They come in different flavors and wrappers and — like Halloween candy — are best for certain age groups: boy bands.
But it seems fans have forgotten to read the labels. Younger kids eagerly reach for their older siblings’ treats while their own candy bag is being raided. Boy bands have the same effect of appealing to different audiences than they originally aimed for.
The Jonas Brothers have been popularly known for their kid-friendly past. They first came on the scene in early 2007, with fun songs such as “Kids of the Future” and appearances on the Disney Channel, such as episodes of “Hannah Montana” and “Camp Rock.”
Looking squeaky clean, it was natural that young kids, specifically in middle and elementary school, would become instant fans. Green Valley High School junior Megan Lomas, 16, can remember the Jonas Brothers as her childhood boy band in the fourth grade.
“When I went to my first (Jonas Brothers) concert, I got a lanyard with a fake VIP pass and their picture on it, and I wore it every day for a year,” Lomas said. “My walls in my bedroom were completely covered (with posters) — even with the little snippets from the magazines. A lot of my friends would make cards for my birthdays with pictures of (the Jonas Brothers), and I still have them.”
Lomas never lost her die-hard support for the brothers, but rather grew to appreciate them more through the years. She attended their concert last summer and was escorted away by security for trying to find the band’s tour bus at 2 a.m. Looking back on the show, she was surprised to see a variety of fans in the crowd.
“There were a lot of fans our (high school) age, but I didn’t expect the majority of them to be older girls. I did see a couple of younger girls, but they looked almost confused when (the Jonas Brothers’) older songs came on. (It) was more like a reunion for (the band) and their fans from throughout the years,” Lomas said.
Although the Jonas Brothers are now more appropriate for older crowds — a shift from Disney songs to singing about adult experiences such as relationships — recent boy bands for younger audiences have had similar results.
Nickelodeon’s Big Time Rush has its roots in the TV network, closely identifying the group’s members with their self-titled TV show. Their age-appropriate songs and conservative appearances are perfect for preteens, as well as high school students. The band has been a guilty pleasure for Green Valley High School junior Raven Carson, 16, since seventh grade.

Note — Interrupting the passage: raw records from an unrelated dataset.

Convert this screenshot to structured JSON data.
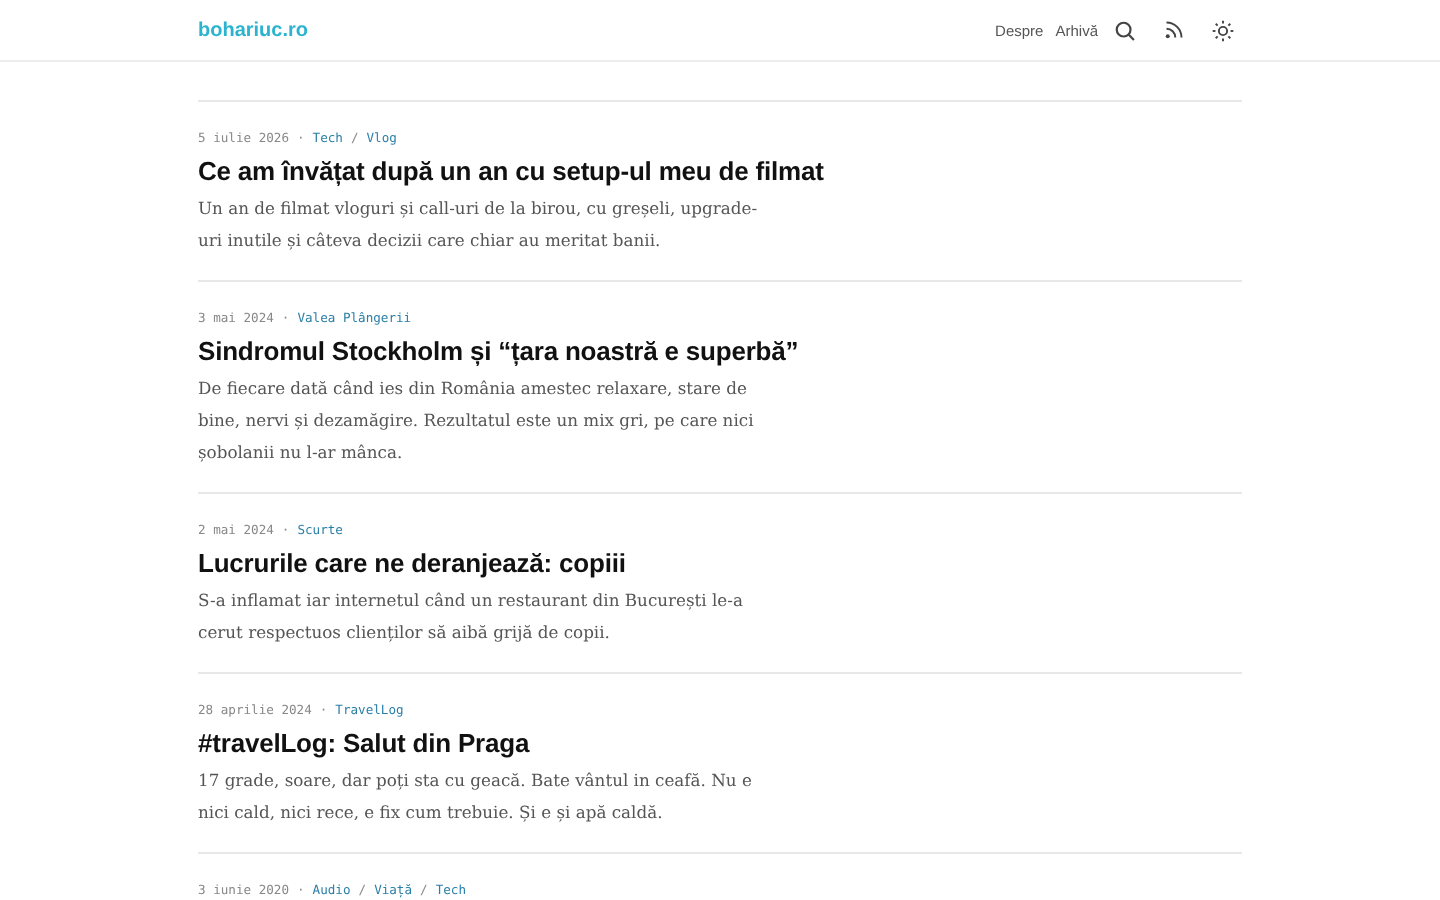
{
  "header": {
    "logo": "bohariuc.ro",
    "nav": [
      "Despre",
      "Arhivă"
    ]
  },
  "meta_separator": "·",
  "category_separator": "/",
  "posts": [
    {
      "date": "5 iulie 2026",
      "categories": [
        "Tech",
        "Vlog"
      ],
      "title": "Ce am învățat după un an cu setup-ul meu de filmat",
      "excerpt": "Un an de filmat vloguri și call-uri de la birou, cu greșeli, upgrade-uri inutile și câteva decizii care chiar au meritat banii."
    },
    {
      "date": "3 mai 2024",
      "categories": [
        "Valea Plângerii"
      ],
      "title": "Sindromul Stockholm și “țara noastră e superbă”",
      "excerpt": "De fiecare dată când ies din România amestec relaxare, stare de bine, nervi și dezamăgire. Rezultatul este un mix gri, pe care nici șobolanii nu l-ar mânca."
    },
    {
      "date": "2 mai 2024",
      "categories": [
        "Scurte"
      ],
      "title": "Lucrurile care ne deranjează: copiii",
      "excerpt": "S-a inflamat iar internetul când un restaurant din București le-a cerut respectuos clienților să aibă grijă de copii."
    },
    {
      "date": "28 aprilie 2024",
      "categories": [
        "TravelLog"
      ],
      "title": "#travelLog: Salut din Praga",
      "excerpt": "17 grade, soare, dar poți sta cu geacă. Bate vântul in ceafă. Nu e nici cald, nici rece, e fix cum trebuie. Și e și apă caldă."
    },
    {
      "date": "3 iunie 2020",
      "categories": [
        "Audio",
        "Viață",
        "Tech"
      ]
    }
  ]
}
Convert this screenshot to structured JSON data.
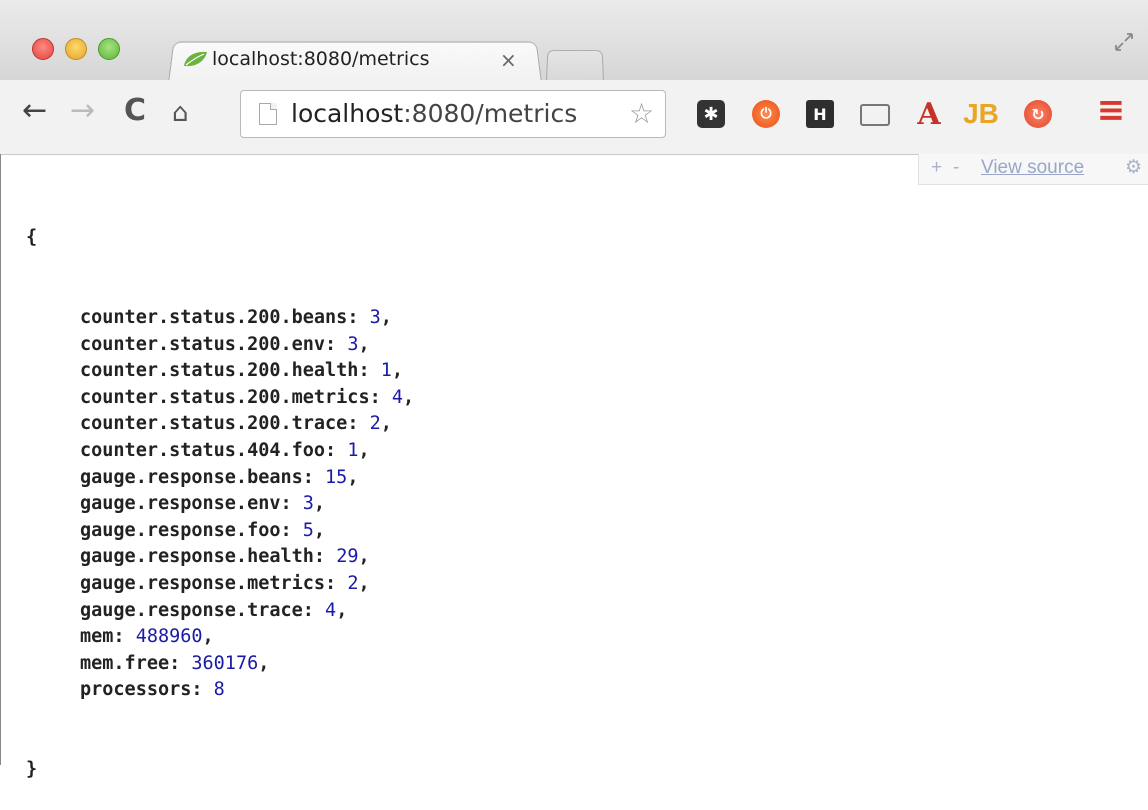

“I don’t really like them because of the quality of their music now, but more so because it gets me pumped up,” Carson said.
Carson said the boy band is more for younger kids because of their affiliation with Nickelodeon but that anyone from any age group can still like them.
“Even though they are for kids, they’re still older and they sing songs about making you feel beautiful; that’s something for every age,” Carson said.
Boy bands have no age limit or requirement and — contrary to popular belief — are not just for girls. Junior Carlos Quinonez, 16, stands out from One Direction’s sea of fan girls.
“Originally, I had to listen to their songs a couple of times to get used to them,” Quinonez said. “After a while, I thought, ‘What’s not to like?’ Their personalities are great, they’re good-looking, and their new album is perfect.”
Quinonez likes to stay updated on the band and gets a good laugh from their crazy fan girls. He would fall under the label of “One Directioner” — although not quite as enthusiastic.
“I follow (One Direction) on Twitter and some of the fans who are obsessed with them. It’s entertaining to see the crazy posts and funny pictures girls make. They are crazier fans than I am,” Quinonez said.
While Quinonez thinks One Direction’s provocative lyrics target an older crowd, he said the band is not off limits for a younger audience.
“I think anybody can listen to them,” Quinonez said. “It doesn’t matter if you’re a guy or you’re older. They’re a band who appeals to everyone.”